- Entries from a dataset of interfaces:
• • • •

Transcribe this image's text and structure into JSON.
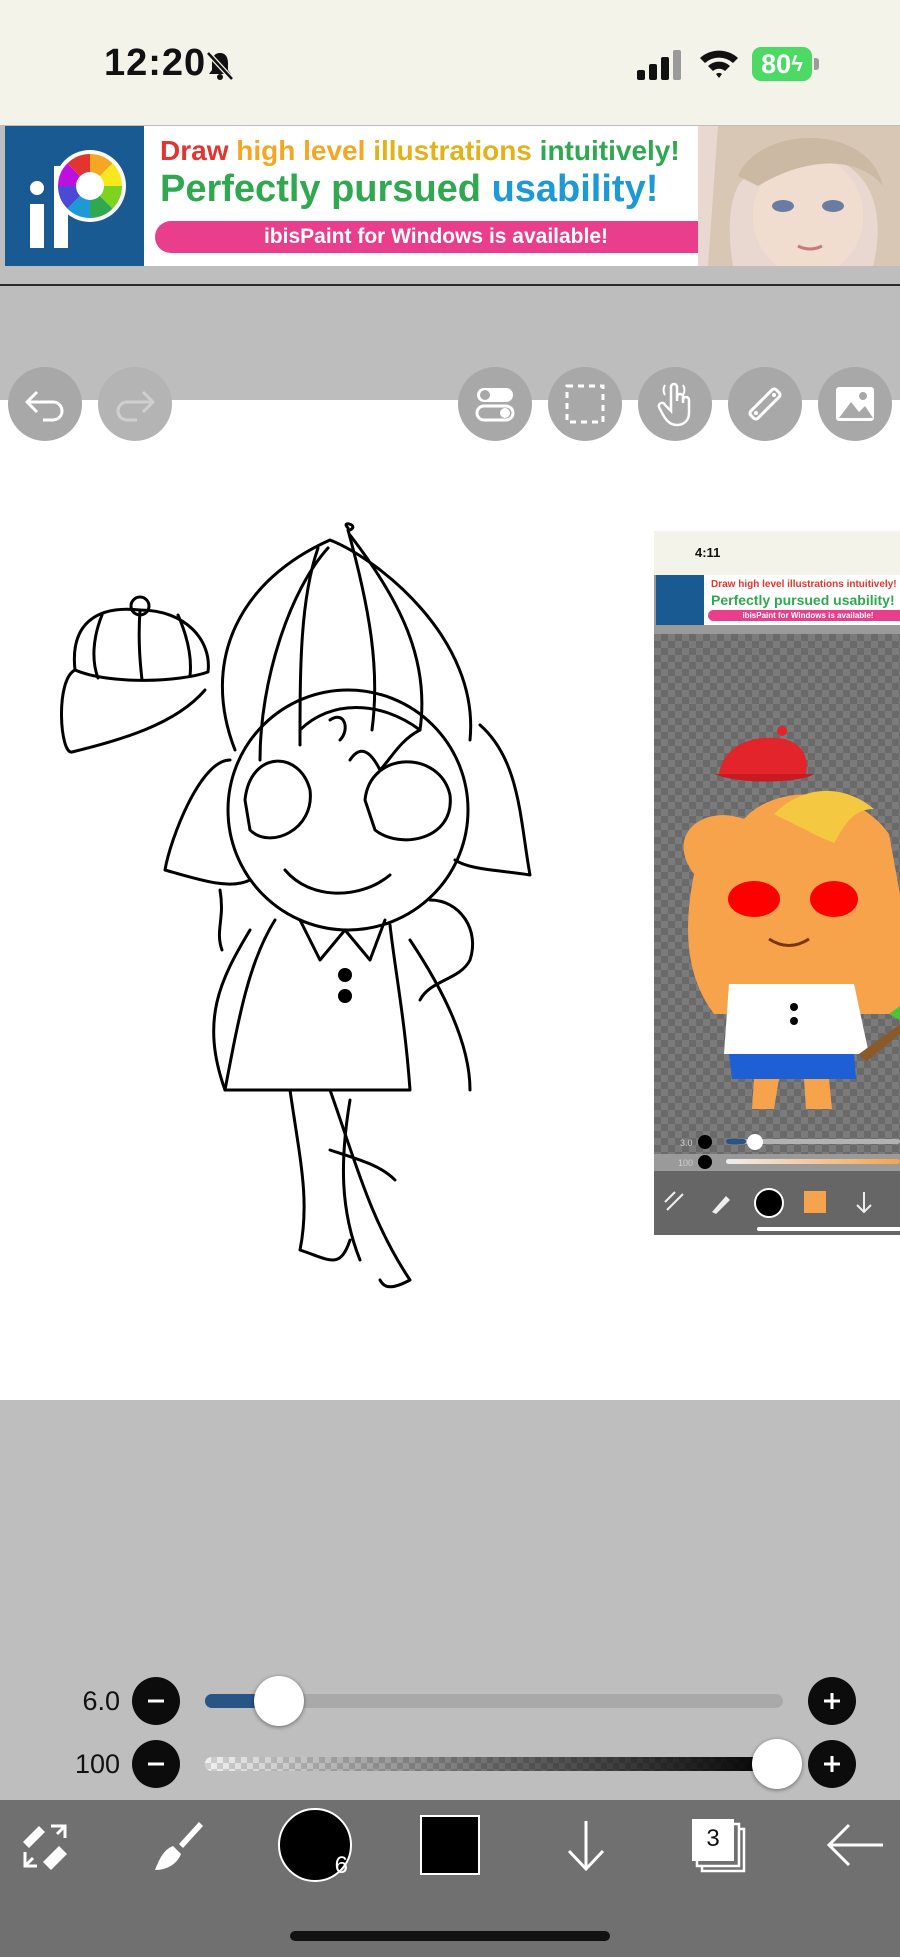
{
  "status_bar": {
    "time": "12:20",
    "battery": "80"
  },
  "ad_banner": {
    "line1_words": [
      "Draw",
      "high level",
      "illustrations",
      "intuitively!"
    ],
    "line2_words": [
      "Perfectly pursued",
      "usability!"
    ],
    "subtitle": "ibisPaint for Windows is available!"
  },
  "toolbar_top": {
    "buttons": [
      "undo",
      "redo",
      "toggle",
      "selection",
      "hand",
      "ruler",
      "reference-image"
    ]
  },
  "reference_window": {
    "time": "4:11",
    "ad_line1": "Draw high level illustrations intuitively!",
    "ad_line2": "Perfectly pursued usability!",
    "ad_subtitle": "ibisPaint for Windows is available!",
    "size_label": "3.0",
    "opacity_label": "100"
  },
  "brush_controls": {
    "size_value": "6.0",
    "size_fraction": 0.11,
    "opacity_value": "100",
    "opacity_fraction": 1.0
  },
  "bottom_toolbar": {
    "brush_size_badge": "6",
    "current_color": "#000000",
    "layer_count": "3"
  },
  "colors": {
    "accent_blue": "#285486",
    "reference_color": "#f7a34c"
  }
}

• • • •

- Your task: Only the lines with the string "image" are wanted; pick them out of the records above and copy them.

- Exercise result:
Transcribe this image's text and structure into JSON.
      "reference-image"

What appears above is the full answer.